DIRECTIONS FOR THIS TASK
Should a line below contain the word "label", report it.
** Opening DATA FOR ANALYSIS block **
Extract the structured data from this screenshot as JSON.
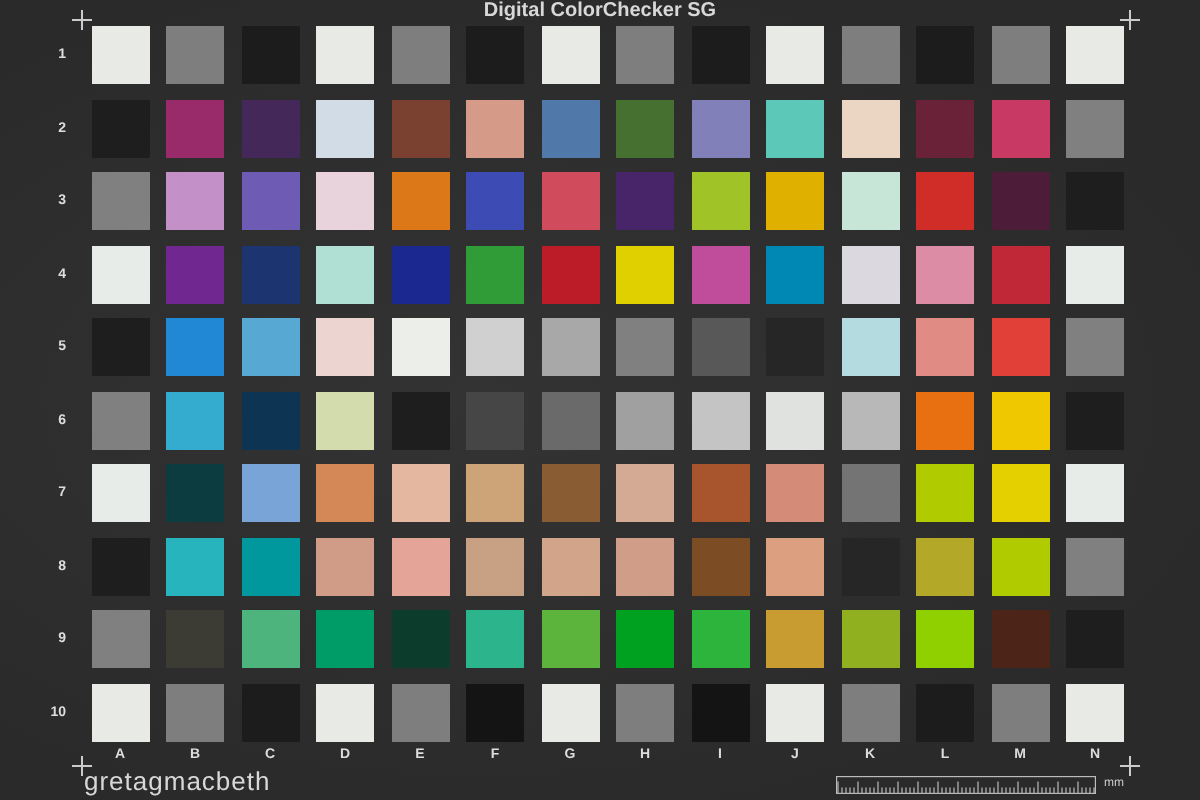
{
  "title": "Digital ColorChecker SG",
  "columns": [
    "A",
    "B",
    "C",
    "D",
    "E",
    "F",
    "G",
    "H",
    "I",
    "J",
    "K",
    "L",
    "M",
    "N"
  ],
  "rows": [
    {
      "label": "1",
      "patches": [
        {
          "color": "#e8eae6"
        },
        {
          "color": "#7e7e7e"
        },
        {
          "color": "#1c1c1c"
        },
        {
          "color": "#e8eae6"
        },
        {
          "color": "#7e7e7e"
        },
        {
          "color": "#1c1c1c"
        },
        {
          "color": "#e8eae6"
        },
        {
          "color": "#7e7e7e"
        },
        {
          "color": "#1c1c1c"
        },
        {
          "color": "#e8eae6"
        },
        {
          "color": "#7e7e7e"
        },
        {
          "color": "#1c1c1c"
        },
        {
          "color": "#7e7e7e"
        },
        {
          "color": "#e8eae6"
        }
      ]
    },
    {
      "label": "2",
      "patches": [
        {
          "color": "#1e1e1e"
        },
        {
          "color": "#9a2b6a"
        },
        {
          "color": "#45285a"
        },
        {
          "color": "#d2dce6"
        },
        {
          "color": "#7a4030"
        },
        {
          "color": "#d69a88"
        },
        {
          "color": "#5078a8"
        },
        {
          "color": "#457030"
        },
        {
          "color": "#8280b8"
        },
        {
          "color": "#5cc8b8"
        },
        {
          "color": "#ead6c2"
        },
        {
          "color": "#6a2238"
        },
        {
          "color": "#c83a64"
        },
        {
          "color": "#808080"
        }
      ]
    },
    {
      "label": "3",
      "patches": [
        {
          "color": "#808080"
        },
        {
          "color": "#c490c8"
        },
        {
          "color": "#6e5cb4"
        },
        {
          "color": "#e8d2dc"
        },
        {
          "color": "#dc7818"
        },
        {
          "color": "#3c4cb4"
        },
        {
          "color": "#d04c5c"
        },
        {
          "color": "#482468"
        },
        {
          "color": "#a0c428"
        },
        {
          "color": "#e0b000"
        },
        {
          "color": "#c8e6d8"
        },
        {
          "color": "#d02c28"
        },
        {
          "color": "#4c1c38"
        },
        {
          "color": "#1e1e1e"
        }
      ]
    },
    {
      "label": "4",
      "patches": [
        {
          "color": "#e8ece8"
        },
        {
          "color": "#702890"
        },
        {
          "color": "#1c3470"
        },
        {
          "color": "#b0e0d4"
        },
        {
          "color": "#1a2890"
        },
        {
          "color": "#309c38"
        },
        {
          "color": "#bc1c28"
        },
        {
          "color": "#e0d000"
        },
        {
          "color": "#c04c9c"
        },
        {
          "color": "#0088b4"
        },
        {
          "color": "#dcd8e0"
        },
        {
          "color": "#dc8ca4"
        },
        {
          "color": "#c02838"
        },
        {
          "color": "#e8ece8"
        }
      ]
    },
    {
      "label": "5",
      "patches": [
        {
          "color": "#1e1e1e"
        },
        {
          "color": "#2088d4"
        },
        {
          "color": "#58a8d4"
        },
        {
          "color": "#ecd4d0"
        },
        {
          "color": "#eceeea"
        },
        {
          "color": "#d0d0d0"
        },
        {
          "color": "#a8a8a8"
        },
        {
          "color": "#808080"
        },
        {
          "color": "#585858"
        },
        {
          "color": "#262626"
        },
        {
          "color": "#b4dce0"
        },
        {
          "color": "#e08c84"
        },
        {
          "color": "#e04038"
        },
        {
          "color": "#808080"
        }
      ]
    },
    {
      "label": "6",
      "patches": [
        {
          "color": "#808080"
        },
        {
          "color": "#34acd0"
        },
        {
          "color": "#0e3454"
        },
        {
          "color": "#d2dcac"
        },
        {
          "color": "#1e1e1e"
        },
        {
          "color": "#464646"
        },
        {
          "color": "#6a6a6a"
        },
        {
          "color": "#a0a0a0"
        },
        {
          "color": "#c4c4c4"
        },
        {
          "color": "#e0e2e0"
        },
        {
          "color": "#b8b8b8"
        },
        {
          "color": "#e87010"
        },
        {
          "color": "#f0c800"
        },
        {
          "color": "#1e1e1e"
        }
      ]
    },
    {
      "label": "7",
      "patches": [
        {
          "color": "#e8ece8"
        },
        {
          "color": "#0c3c40"
        },
        {
          "color": "#78a4d8"
        },
        {
          "color": "#d48858"
        },
        {
          "color": "#e4b8a0"
        },
        {
          "color": "#cca478"
        },
        {
          "color": "#8a5c34"
        },
        {
          "color": "#d4aa94"
        },
        {
          "color": "#a8542c"
        },
        {
          "color": "#d48c78"
        },
        {
          "color": "#747474"
        },
        {
          "color": "#b0cc00"
        },
        {
          "color": "#e4d000"
        },
        {
          "color": "#e8ece8"
        }
      ]
    },
    {
      "label": "8",
      "patches": [
        {
          "color": "#1e1e1e"
        },
        {
          "color": "#28b4bc"
        },
        {
          "color": "#00989c"
        },
        {
          "color": "#d09c88"
        },
        {
          "color": "#e4a498"
        },
        {
          "color": "#c8a084"
        },
        {
          "color": "#d2a48a"
        },
        {
          "color": "#d09e88"
        },
        {
          "color": "#7c4c24"
        },
        {
          "color": "#dca080"
        },
        {
          "color": "#262626"
        },
        {
          "color": "#b4a828"
        },
        {
          "color": "#b0cc00"
        },
        {
          "color": "#808080"
        }
      ]
    },
    {
      "label": "9",
      "patches": [
        {
          "color": "#808080"
        },
        {
          "color": "#3c3c34"
        },
        {
          "color": "#4cb47c"
        },
        {
          "color": "#009c68"
        },
        {
          "color": "#0c3c2c"
        },
        {
          "color": "#2cb48c"
        },
        {
          "color": "#5cb43c"
        },
        {
          "color": "#00a020"
        },
        {
          "color": "#2cb43c"
        },
        {
          "color": "#c89c30"
        },
        {
          "color": "#90b020"
        },
        {
          "color": "#90d000"
        },
        {
          "color": "#4c2418"
        },
        {
          "color": "#1e1e1e"
        }
      ]
    },
    {
      "label": "10",
      "patches": [
        {
          "color": "#e8eae6"
        },
        {
          "color": "#7e7e7e"
        },
        {
          "color": "#1c1c1c"
        },
        {
          "color": "#e8eae6"
        },
        {
          "color": "#7e7e7e"
        },
        {
          "color": "#141414"
        },
        {
          "color": "#e8eae6"
        },
        {
          "color": "#7e7e7e"
        },
        {
          "color": "#141414"
        },
        {
          "color": "#e8eae6"
        },
        {
          "color": "#7e7e7e"
        },
        {
          "color": "#1c1c1c"
        },
        {
          "color": "#7e7e7e"
        },
        {
          "color": "#e8eae6"
        }
      ]
    }
  ],
  "brand": "gretagmacbeth",
  "ruler_unit": "mm"
}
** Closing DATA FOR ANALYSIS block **
SOLUTION TO THIS PROBLEM
      "label": "1",
      "label": "2",
      "label": "3",
      "label": "4",
      "label": "5",
      "label": "6",
      "label": "7",
      "label": "8",
      "label": "9",
      "label": "10",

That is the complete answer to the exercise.